Finally, an inside look at Wenzel’s unique innovations on Laser Line 3D scanning technology – Shapetracer – video with Applications Engineer, Jonah DeLongchamp from the Metrology Matters Live event.

5 Reasons the Shapetracer laser scanner is your best choice

Shapetracer laser scanner

1. Can be used as an inspection device – gives color
or heat maps against CAD

2. Can be used as Reverse Engineering tool to collect unknown surface data

3. Continuous high volume, collection of points

4. Mountable on Renishaw PH10M and stored in
ACR3 tool changer

5. Excellent value for a Laser scanner

2 potential disadvantages of the Shapetracer Laser scanner

1. Laser scanners are more sensitive to surface
finish and color – Parts may need to be sprayed

2. Large data files (this could be good or bad.)

CT, Laser, or White Light? Which scanning technology is the winner?

…You decide:

  • For small detailed parts, multi-material assemblies and measuring inside parts our exaCT systems are the only game in town.
  • For excellent quality data from metallic parts in sheet metal, medical, aero engine and turbine parts the answer is the Phoenix white light scanner.
  • For CAD-compare, reverse engineering and the absolute best Laser Line Scanner on the market your answer is the Shapetracer laser scanner.

More information on each of these 3D Scanning Systems?

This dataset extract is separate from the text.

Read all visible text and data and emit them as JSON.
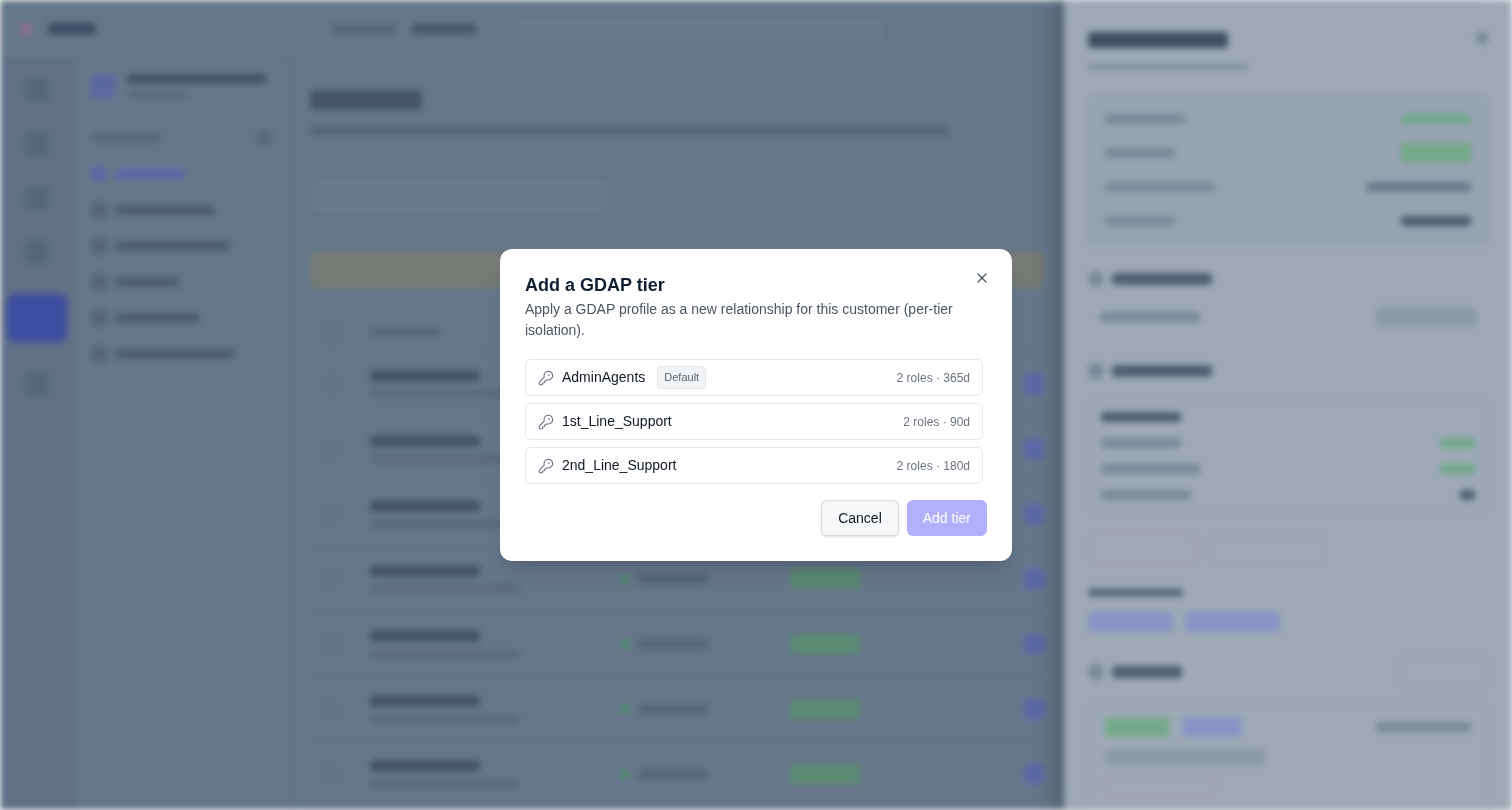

Since the Metrology Matters Live open house we’ve released a 7-Systems Analysis Whitepaper, a comparative metrology Technology Scorecard and a 7-part video series looking inside each metrology inspection system. If you’ve not gotten your copy or seen the other videos in this series, please visit www.wenzelamerica.com/mmlive